**Problem details**
Write only the count of lines that hold the word "JSON" in the listing.

------------------------------

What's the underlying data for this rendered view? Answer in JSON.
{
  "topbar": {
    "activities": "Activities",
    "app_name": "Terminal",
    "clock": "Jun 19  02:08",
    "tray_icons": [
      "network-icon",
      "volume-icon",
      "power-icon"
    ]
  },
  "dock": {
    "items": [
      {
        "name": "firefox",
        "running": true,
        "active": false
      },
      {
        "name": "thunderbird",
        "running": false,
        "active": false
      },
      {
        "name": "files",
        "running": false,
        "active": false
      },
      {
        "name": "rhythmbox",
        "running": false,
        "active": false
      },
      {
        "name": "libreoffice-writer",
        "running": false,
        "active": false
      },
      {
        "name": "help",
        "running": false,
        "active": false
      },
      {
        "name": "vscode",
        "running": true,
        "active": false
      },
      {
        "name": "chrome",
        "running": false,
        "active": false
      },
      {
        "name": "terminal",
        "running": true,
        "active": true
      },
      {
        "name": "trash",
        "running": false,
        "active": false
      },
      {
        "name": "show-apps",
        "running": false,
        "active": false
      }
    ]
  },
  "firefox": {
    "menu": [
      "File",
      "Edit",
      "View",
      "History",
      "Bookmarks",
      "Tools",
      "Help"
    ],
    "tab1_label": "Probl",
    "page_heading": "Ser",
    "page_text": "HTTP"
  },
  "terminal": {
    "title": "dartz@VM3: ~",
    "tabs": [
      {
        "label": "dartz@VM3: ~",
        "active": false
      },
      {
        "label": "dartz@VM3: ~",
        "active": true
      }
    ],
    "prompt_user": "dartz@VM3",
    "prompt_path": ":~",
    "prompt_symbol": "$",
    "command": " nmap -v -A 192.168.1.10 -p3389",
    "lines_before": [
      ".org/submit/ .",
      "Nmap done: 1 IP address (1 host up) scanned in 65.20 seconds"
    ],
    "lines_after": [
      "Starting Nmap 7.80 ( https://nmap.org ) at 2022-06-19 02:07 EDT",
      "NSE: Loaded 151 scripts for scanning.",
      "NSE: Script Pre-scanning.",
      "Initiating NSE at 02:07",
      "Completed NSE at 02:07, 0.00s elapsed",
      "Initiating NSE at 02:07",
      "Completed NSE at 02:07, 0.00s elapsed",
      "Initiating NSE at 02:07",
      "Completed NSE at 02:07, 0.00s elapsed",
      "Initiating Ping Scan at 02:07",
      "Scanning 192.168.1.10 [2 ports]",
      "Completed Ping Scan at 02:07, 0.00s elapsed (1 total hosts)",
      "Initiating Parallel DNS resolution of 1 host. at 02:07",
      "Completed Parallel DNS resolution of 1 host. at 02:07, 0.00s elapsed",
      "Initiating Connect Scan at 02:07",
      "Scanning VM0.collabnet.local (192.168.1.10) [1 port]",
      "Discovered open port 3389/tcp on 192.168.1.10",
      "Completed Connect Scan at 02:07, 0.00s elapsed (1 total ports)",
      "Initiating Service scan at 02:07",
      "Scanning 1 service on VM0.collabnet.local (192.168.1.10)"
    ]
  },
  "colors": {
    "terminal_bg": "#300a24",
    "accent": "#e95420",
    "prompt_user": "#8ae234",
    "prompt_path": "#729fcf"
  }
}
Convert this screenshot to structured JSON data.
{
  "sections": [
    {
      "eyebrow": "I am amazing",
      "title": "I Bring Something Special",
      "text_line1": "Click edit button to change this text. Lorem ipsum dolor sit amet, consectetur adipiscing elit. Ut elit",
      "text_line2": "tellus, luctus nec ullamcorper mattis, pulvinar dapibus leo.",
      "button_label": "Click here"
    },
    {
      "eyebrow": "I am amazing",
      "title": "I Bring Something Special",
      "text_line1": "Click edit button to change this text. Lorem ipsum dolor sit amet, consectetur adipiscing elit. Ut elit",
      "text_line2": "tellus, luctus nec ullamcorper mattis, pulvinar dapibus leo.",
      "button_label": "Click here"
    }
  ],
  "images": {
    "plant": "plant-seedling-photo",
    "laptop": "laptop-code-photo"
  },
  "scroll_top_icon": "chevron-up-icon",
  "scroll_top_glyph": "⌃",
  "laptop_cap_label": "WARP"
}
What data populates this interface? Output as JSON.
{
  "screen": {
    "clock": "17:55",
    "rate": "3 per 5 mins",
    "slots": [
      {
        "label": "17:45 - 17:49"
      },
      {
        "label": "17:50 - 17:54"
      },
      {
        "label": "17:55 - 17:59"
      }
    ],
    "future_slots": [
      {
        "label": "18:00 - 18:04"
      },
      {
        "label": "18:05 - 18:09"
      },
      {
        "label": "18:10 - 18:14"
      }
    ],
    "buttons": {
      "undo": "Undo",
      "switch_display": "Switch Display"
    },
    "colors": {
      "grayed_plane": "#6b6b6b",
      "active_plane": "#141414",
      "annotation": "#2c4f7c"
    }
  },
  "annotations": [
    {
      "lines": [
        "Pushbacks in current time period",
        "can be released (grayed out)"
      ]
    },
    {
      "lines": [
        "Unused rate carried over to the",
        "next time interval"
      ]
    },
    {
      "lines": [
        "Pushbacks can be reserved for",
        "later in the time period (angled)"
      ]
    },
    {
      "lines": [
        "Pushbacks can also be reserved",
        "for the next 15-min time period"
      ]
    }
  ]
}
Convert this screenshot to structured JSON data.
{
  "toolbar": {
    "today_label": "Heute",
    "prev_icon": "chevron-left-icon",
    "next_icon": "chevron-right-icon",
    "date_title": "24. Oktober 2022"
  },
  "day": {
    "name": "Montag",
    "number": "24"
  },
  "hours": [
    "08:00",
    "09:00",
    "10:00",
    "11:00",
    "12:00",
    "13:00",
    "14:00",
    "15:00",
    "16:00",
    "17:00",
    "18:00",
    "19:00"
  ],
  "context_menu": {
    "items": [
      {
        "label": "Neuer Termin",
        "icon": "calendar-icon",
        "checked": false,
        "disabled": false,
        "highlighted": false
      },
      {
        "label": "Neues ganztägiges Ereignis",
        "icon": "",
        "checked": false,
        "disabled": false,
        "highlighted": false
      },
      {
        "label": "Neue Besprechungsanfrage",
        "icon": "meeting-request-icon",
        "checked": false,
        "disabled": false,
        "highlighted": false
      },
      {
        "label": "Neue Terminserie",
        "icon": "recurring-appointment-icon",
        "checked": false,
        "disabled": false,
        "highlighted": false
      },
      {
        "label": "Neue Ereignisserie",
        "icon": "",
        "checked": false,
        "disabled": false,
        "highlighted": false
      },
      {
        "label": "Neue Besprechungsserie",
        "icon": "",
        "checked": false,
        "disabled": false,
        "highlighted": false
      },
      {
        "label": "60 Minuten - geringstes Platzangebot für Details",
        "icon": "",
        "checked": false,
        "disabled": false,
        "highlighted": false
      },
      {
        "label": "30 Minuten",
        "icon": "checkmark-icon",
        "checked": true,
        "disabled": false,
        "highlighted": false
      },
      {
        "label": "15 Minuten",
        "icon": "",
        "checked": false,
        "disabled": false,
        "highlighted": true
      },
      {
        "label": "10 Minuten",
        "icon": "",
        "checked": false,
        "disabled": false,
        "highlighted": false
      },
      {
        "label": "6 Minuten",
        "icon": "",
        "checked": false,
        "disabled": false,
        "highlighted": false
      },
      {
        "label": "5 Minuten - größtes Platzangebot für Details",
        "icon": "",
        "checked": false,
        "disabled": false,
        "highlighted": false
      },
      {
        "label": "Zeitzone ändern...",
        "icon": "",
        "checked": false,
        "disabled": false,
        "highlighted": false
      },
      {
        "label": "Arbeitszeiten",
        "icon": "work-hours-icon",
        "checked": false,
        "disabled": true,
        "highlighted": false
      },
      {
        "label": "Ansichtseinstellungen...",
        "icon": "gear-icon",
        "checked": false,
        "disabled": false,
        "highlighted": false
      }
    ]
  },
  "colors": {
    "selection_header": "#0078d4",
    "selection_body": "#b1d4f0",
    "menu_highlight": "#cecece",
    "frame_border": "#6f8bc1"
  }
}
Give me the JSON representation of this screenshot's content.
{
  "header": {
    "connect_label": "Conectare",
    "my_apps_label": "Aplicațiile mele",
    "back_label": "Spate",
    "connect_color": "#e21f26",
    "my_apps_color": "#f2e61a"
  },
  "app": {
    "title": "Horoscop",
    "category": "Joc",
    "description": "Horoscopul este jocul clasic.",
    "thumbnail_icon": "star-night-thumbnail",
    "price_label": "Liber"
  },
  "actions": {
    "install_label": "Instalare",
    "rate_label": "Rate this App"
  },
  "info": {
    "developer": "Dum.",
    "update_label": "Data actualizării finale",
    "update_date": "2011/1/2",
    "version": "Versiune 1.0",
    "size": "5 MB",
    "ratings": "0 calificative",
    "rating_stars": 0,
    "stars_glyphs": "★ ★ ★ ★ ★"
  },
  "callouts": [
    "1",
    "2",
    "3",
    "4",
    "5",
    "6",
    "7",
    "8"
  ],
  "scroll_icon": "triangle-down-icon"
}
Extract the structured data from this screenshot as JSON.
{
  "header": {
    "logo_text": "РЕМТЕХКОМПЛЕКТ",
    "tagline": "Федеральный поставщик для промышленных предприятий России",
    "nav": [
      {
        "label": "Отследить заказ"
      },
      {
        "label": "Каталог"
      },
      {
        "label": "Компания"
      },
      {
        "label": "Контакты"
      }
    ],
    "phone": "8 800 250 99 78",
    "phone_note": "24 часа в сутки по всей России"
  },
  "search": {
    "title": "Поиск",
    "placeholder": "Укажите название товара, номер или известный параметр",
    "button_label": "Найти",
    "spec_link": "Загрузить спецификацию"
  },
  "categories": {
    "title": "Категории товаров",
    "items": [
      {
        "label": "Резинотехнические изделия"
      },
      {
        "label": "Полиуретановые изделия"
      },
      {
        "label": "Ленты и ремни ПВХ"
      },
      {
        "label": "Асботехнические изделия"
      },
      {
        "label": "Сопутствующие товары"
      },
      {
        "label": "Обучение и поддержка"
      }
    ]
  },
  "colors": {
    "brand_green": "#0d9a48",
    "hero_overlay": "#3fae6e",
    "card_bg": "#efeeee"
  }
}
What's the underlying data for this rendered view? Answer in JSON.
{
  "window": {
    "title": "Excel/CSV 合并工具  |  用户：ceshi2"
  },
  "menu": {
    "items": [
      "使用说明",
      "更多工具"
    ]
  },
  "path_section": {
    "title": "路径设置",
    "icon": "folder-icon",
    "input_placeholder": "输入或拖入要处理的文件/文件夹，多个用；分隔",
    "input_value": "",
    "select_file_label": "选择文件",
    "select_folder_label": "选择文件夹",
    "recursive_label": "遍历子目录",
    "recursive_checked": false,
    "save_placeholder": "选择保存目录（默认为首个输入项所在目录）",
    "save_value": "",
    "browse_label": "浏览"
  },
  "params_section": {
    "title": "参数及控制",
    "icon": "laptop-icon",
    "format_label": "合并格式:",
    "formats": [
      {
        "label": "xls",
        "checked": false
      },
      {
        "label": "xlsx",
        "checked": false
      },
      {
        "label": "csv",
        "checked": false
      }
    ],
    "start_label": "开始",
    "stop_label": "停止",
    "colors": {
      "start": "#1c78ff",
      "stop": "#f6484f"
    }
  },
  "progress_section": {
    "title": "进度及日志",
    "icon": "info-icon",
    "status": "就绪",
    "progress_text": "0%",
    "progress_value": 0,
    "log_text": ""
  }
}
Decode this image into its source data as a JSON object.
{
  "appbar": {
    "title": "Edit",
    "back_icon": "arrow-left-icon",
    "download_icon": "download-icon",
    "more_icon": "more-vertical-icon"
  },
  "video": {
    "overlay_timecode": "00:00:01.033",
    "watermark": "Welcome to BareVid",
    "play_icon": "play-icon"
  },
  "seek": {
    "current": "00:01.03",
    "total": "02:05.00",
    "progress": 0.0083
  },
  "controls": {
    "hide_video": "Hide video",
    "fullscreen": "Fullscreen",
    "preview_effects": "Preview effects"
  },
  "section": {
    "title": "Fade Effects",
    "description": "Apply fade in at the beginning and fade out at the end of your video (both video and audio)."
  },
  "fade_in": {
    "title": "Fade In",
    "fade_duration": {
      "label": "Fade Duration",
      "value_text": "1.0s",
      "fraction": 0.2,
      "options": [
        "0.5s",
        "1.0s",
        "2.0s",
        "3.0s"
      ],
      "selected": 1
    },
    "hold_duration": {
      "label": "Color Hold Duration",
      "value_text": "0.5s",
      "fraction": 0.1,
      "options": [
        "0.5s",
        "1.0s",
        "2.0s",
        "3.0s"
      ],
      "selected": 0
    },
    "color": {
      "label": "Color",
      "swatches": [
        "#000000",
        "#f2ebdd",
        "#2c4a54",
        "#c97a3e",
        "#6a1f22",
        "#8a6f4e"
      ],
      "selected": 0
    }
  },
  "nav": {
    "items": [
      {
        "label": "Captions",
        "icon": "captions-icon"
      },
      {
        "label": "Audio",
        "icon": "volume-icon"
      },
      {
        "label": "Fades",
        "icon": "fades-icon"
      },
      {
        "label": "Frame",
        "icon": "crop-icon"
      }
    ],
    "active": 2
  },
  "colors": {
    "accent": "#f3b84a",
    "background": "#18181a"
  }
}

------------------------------

**Output for this exercise**
8